Denmark still has a very small number of public phone booths, and phone cards can be bought from all post offices and kiosks. Most post offices are now located inside supermarkets, even in larger towns. They generally open from 10 am to 6 pm Monday to Friday, and 10 am to 1 pm on Saturday, although smaller branches may have restricted opening times. Wi-Fi Internet is available in almost all hotels and cafés, and on some trains. English-language newspapers are usually available the day after publication at train stations and many of the larger newsagents.


Denmark is a peaceful country and street crime is rare, although travelers are advised to take out comprehensive travel insurance.

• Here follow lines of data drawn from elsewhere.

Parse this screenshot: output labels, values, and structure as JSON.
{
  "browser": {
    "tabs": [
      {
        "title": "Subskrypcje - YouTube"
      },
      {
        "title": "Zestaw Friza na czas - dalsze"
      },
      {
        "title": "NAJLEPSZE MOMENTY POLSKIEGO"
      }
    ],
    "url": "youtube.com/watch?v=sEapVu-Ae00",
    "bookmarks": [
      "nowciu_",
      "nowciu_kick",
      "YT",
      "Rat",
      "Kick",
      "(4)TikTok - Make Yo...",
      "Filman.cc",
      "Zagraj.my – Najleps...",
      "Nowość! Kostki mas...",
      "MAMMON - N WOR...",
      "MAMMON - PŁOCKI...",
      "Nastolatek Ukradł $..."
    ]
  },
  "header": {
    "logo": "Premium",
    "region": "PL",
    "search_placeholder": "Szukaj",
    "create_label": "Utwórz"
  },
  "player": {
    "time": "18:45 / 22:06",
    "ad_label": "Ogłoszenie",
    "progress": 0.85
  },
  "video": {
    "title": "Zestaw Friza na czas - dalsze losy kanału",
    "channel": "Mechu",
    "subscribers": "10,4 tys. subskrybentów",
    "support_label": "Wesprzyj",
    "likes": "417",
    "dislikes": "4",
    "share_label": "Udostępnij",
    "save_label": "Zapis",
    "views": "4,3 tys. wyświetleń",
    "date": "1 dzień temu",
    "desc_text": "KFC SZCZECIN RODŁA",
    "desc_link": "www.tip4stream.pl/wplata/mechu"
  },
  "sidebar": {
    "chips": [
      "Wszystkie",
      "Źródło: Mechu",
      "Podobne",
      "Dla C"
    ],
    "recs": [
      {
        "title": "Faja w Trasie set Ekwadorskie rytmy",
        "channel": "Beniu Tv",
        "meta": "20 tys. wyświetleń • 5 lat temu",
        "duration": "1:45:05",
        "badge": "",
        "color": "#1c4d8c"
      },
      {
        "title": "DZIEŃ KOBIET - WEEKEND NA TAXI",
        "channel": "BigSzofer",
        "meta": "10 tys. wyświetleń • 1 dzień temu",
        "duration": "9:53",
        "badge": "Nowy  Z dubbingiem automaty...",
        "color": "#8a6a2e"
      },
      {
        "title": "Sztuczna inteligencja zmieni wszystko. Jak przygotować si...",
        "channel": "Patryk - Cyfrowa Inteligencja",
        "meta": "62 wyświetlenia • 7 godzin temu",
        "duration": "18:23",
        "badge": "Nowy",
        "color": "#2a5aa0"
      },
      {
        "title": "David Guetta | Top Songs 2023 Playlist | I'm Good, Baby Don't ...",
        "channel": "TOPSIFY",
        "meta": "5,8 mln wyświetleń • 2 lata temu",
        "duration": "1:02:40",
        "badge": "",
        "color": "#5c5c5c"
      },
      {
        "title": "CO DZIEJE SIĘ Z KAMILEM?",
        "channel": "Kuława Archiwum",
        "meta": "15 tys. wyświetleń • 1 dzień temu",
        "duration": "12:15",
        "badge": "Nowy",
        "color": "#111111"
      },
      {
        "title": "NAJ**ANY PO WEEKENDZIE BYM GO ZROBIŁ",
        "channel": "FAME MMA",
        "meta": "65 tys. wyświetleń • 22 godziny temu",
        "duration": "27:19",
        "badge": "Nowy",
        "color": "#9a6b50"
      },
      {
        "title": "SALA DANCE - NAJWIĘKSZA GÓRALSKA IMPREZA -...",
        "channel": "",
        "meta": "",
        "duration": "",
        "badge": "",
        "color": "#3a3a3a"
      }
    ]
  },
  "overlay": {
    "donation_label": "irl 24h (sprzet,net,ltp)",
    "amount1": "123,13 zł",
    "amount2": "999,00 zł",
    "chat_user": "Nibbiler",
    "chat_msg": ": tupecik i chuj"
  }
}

Danish tourist offices and health offices have lists of doctors and local hospitals. For prescriptions (obtainable at a pharmacy or apothecary) or a doctor’s consultation, you will have to pay the full cost on the spot, but EU citizens can obtain a refund by taking their passport and European Health Insurance Card (EHIC) to a local health office.

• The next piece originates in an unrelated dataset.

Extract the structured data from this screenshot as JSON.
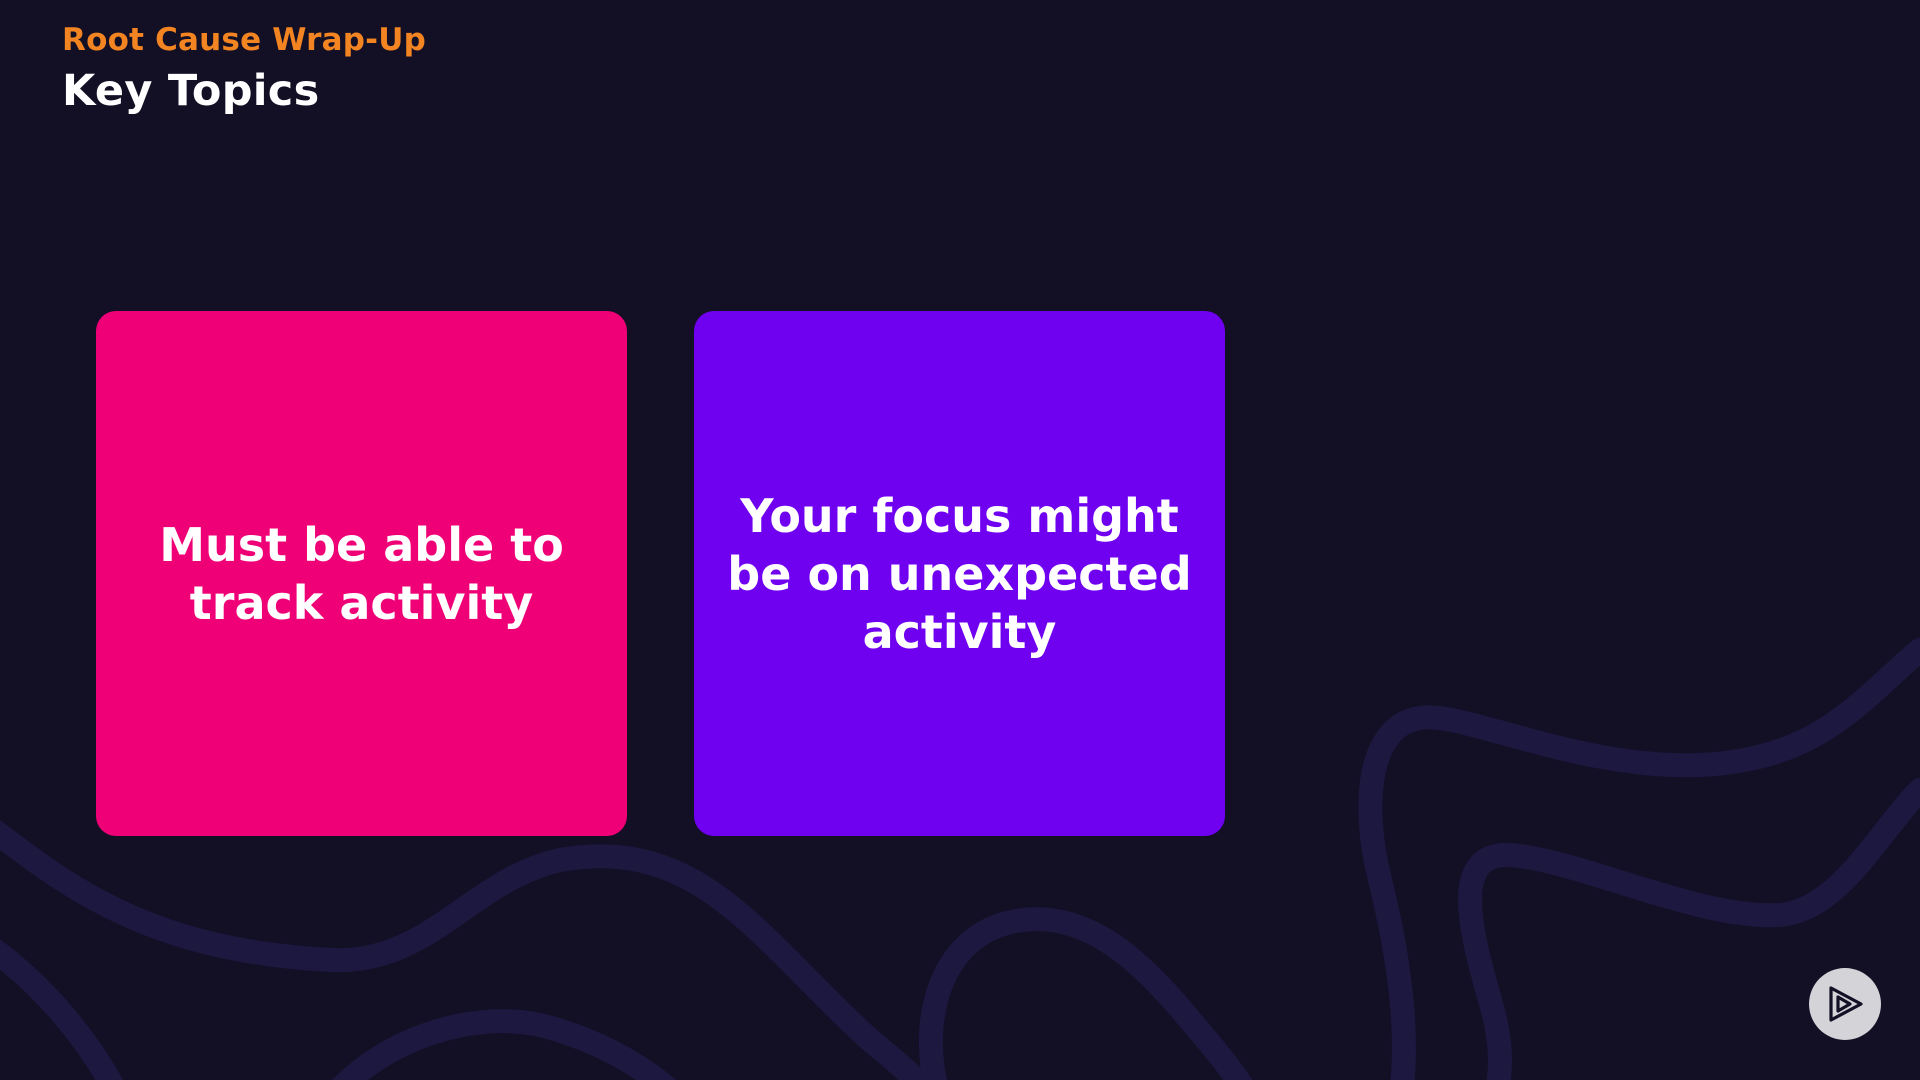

Many tourist attractions close on Mondays, and a few have seasonal opening hours; several museums stay open late on Wednesdays. Stores are generally open 10 am–5:30 pm Monday to Thursday, 10 am–7 pm on Friday, and 9 am–4 pm on Saturday; Sunday openings are becoming more frequent, especially in Copenhagen. Office hours are 9 am–4 pm Monday to Friday.

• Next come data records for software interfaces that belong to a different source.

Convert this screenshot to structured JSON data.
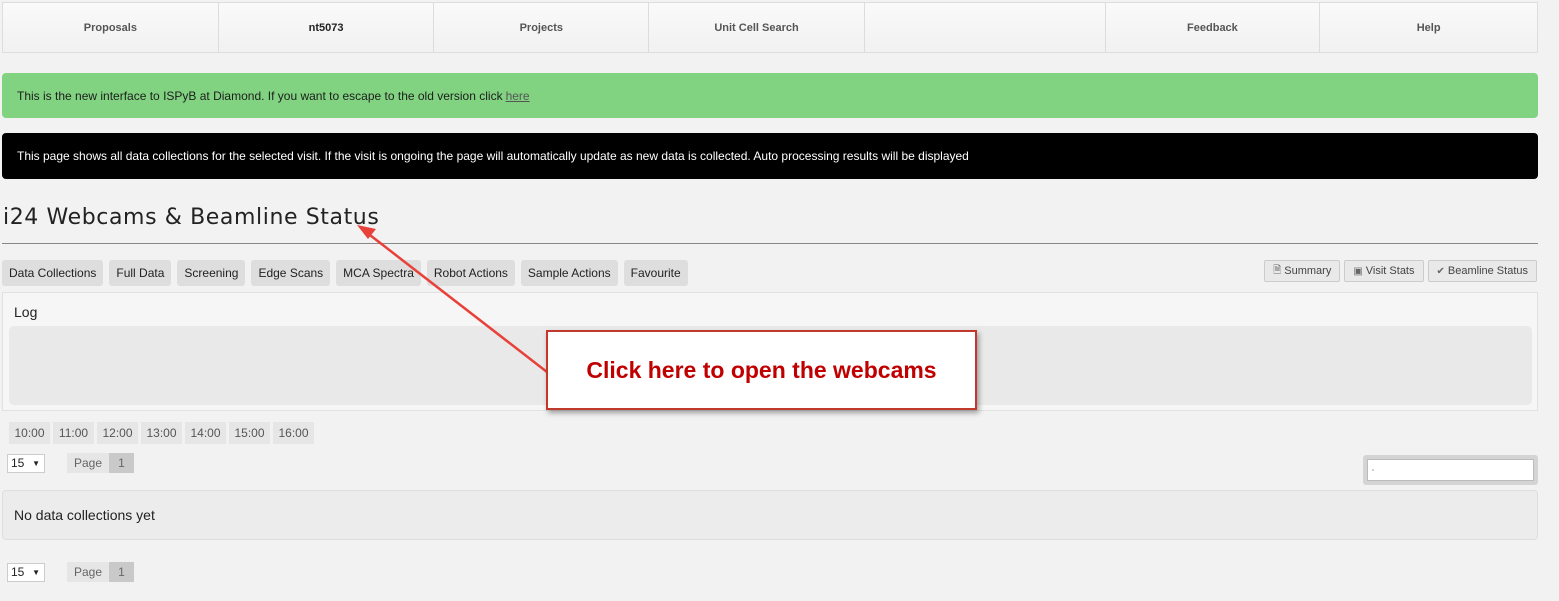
{
  "nav": {
    "items": [
      {
        "label": "Proposals",
        "current": false
      },
      {
        "label": "nt5073",
        "current": true
      },
      {
        "label": "Projects",
        "current": false
      },
      {
        "label": "Unit Cell Search",
        "current": false
      },
      {
        "label": "",
        "current": false
      },
      {
        "label": "Feedback",
        "current": false
      },
      {
        "label": "Help",
        "current": false
      }
    ]
  },
  "banners": {
    "green_text": "This is the new interface to ISPyB at Diamond. If you want to escape to the old version click",
    "green_link": "here",
    "black_text": "This page shows all data collections for the selected visit. If the visit is ongoing the page will automatically update as new data is collected. Auto processing results will be displayed"
  },
  "page": {
    "title": "i24 Webcams & Beamline Status"
  },
  "tabs": [
    "Data Collections",
    "Full Data",
    "Screening",
    "Edge Scans",
    "MCA Spectra",
    "Robot Actions",
    "Sample Actions",
    "Favourite"
  ],
  "tools": {
    "summary": "Summary",
    "visit_stats": "Visit Stats",
    "beamline_status": "Beamline Status"
  },
  "log": {
    "title": "Log"
  },
  "times": [
    "10:00",
    "11:00",
    "12:00",
    "13:00",
    "14:00",
    "15:00",
    "16:00"
  ],
  "pager": {
    "per_page": "15",
    "page_label": "Page",
    "page_number": "1"
  },
  "search": {
    "placeholder": ""
  },
  "empty_state": "No data collections yet",
  "annotation": {
    "callout_text": "Click here to open the webcams",
    "color": "#c00000"
  }
}
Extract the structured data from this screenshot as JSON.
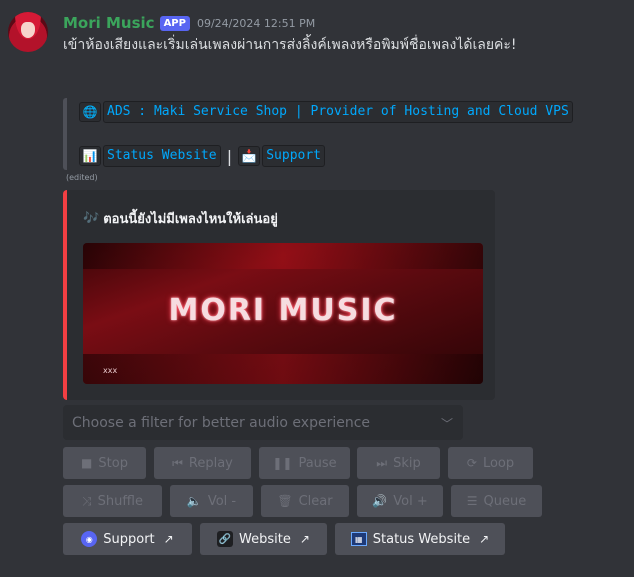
{
  "message": {
    "username": "Mori Music",
    "badge": "APP",
    "timestamp": "09/24/2024 12:51 PM",
    "text": "เข้าห้องเสียงและเริ่มเล่นเพลงผ่านการส่งลิ้งค์เพลงหรือพิมพ์ชื่อเพลงได้เลยค่ะ!",
    "edited_label": "(edited)"
  },
  "links": {
    "ads_emoji": "🌐",
    "ads_text": "ADS : Maki Service Shop | Provider of Hosting and Cloud VPS",
    "status_emoji": "📊",
    "status_text": "Status Website",
    "separator": "|",
    "support_emoji": "📩",
    "support_text": "Support"
  },
  "embed": {
    "title_emoji": "🎶",
    "title": "ตอนนี้ยังไม่มีเพลงไหนให้เล่นอยู่",
    "banner_title": "MORI MUSIC",
    "banner_small": "xxx",
    "accent_color": "#f23f43"
  },
  "select": {
    "placeholder": "Choose a filter for better audio experience"
  },
  "controls": {
    "stop": "Stop",
    "replay": "Replay",
    "pause": "Pause",
    "skip": "Skip",
    "loop": "Loop",
    "shuffle": "Shuffle",
    "vol_down": "Vol -",
    "clear": "Clear",
    "vol_up": "Vol +",
    "queue": "Queue"
  },
  "link_buttons": {
    "support": "Support",
    "website": "Website",
    "status_website": "Status Website"
  },
  "icons": {
    "stop": "stop-icon",
    "replay": "previous-icon",
    "pause": "pause-icon",
    "skip": "next-icon",
    "loop": "loop-icon",
    "shuffle": "shuffle-icon",
    "vol_down": "volume-down-icon",
    "clear": "trash-icon",
    "vol_up": "volume-up-icon",
    "queue": "queue-icon",
    "external": "external-link-icon"
  }
}
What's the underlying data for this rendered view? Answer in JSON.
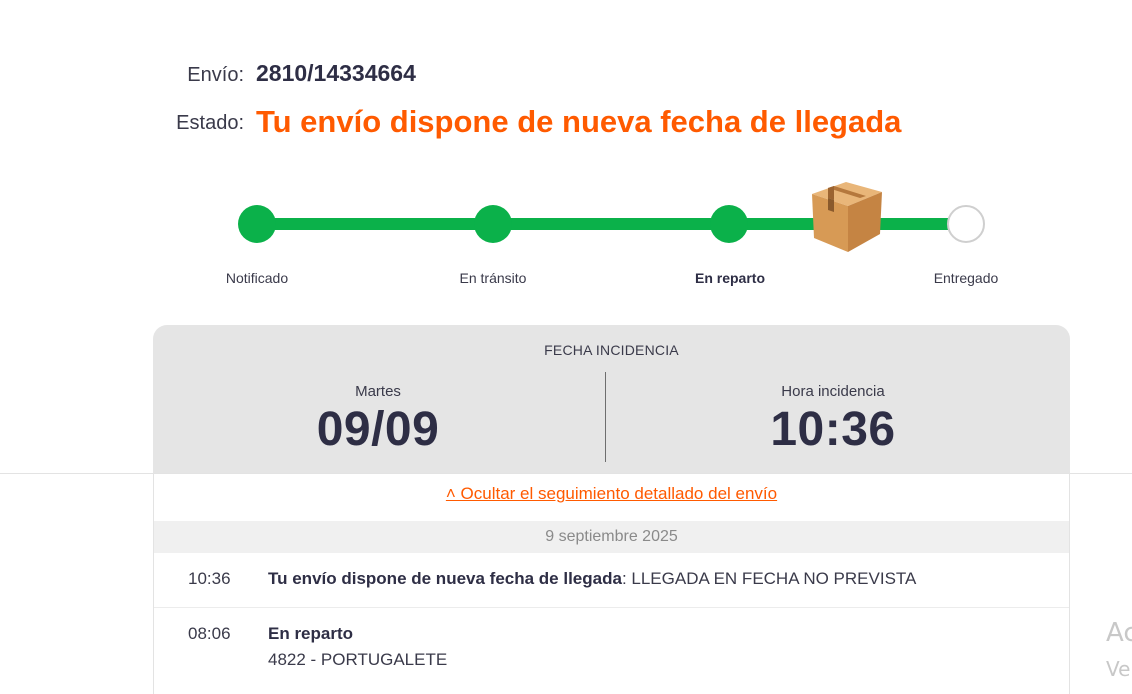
{
  "header": {
    "envio_label": "Envío:",
    "envio_number": "2810/14334664",
    "estado_label": "Estado:",
    "estado_value": "Tu envío dispone de nueva fecha de llegada"
  },
  "progress": {
    "steps": [
      {
        "label": "Notificado",
        "status": "done"
      },
      {
        "label": "En tránsito",
        "status": "done"
      },
      {
        "label": "En reparto",
        "status": "current"
      },
      {
        "label": "Entregado",
        "status": "pending"
      }
    ],
    "color_done": "#0bb14a",
    "icon": "package-box-icon"
  },
  "incidence": {
    "title": "FECHA INCIDENCIA",
    "day_label": "Martes",
    "date": "09/09",
    "time_label": "Hora incidencia",
    "time": "10:36"
  },
  "tracking": {
    "toggle_label": "˄ Ocultar el seguimiento detallado del envío",
    "date_header": "9 septiembre 2025",
    "events": [
      {
        "time": "10:36",
        "title": "Tu envío dispone de nueva fecha de llegada",
        "detail": ": LLEGADA EN FECHA NO PREVISTA"
      },
      {
        "time": "08:06",
        "title": "En reparto",
        "detail": "4822 - PORTUGALETE"
      }
    ]
  },
  "watermark": {
    "line1": "Ac",
    "line2": "Ve"
  },
  "colors": {
    "accent": "#ff5a00",
    "dark_text": "#2e2e45",
    "panel_bg": "#e5e5e5"
  }
}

The Danish unit of currency is the krone (DKr), which is divided into 100 øre. Danish banks usually open 9:30 am–4 pm Monday to Wednesday and Friday, and 9:30 am–6 pm on Thursday. For the most favorable exchange rates, change money, and traveler’s checks at a bank. Outside bank opening hours there are exchange booths at post offices, and most airports, main train stations, and ferry terminals. Major credit and charge cards are accepted in most places, and local currency can be obtained with credit or debit cards from cashpoint machines (ATMs).


Visitors who are not citizens of a Scandinavian country require a valid passport to enter Denmark. Citizens of the EU may use a national identity card in lieu of their passport. No visa is required for visitors from the US, Canada, the UK, Ireland, Australia, or New Zealand.


Comprehensive trip insurance is recommended for all vacations purchased through Vacays4U. Comprehensive policies typically cover trip cancellation and interruption, letting you cancel or cut your trip short because of illness, or, in some cases, acts of terrorism. Ask about insurance policies that cover evacuation and medical care. Some also cover you for trip delays because of bad weather or mechanical problems as well as for lost or delayed luggage.

Always read the fine print of your policy to make sure you’re covered for the risks that most concern you. Compare several policies to be sure you’re getting the best price and range of coverage available.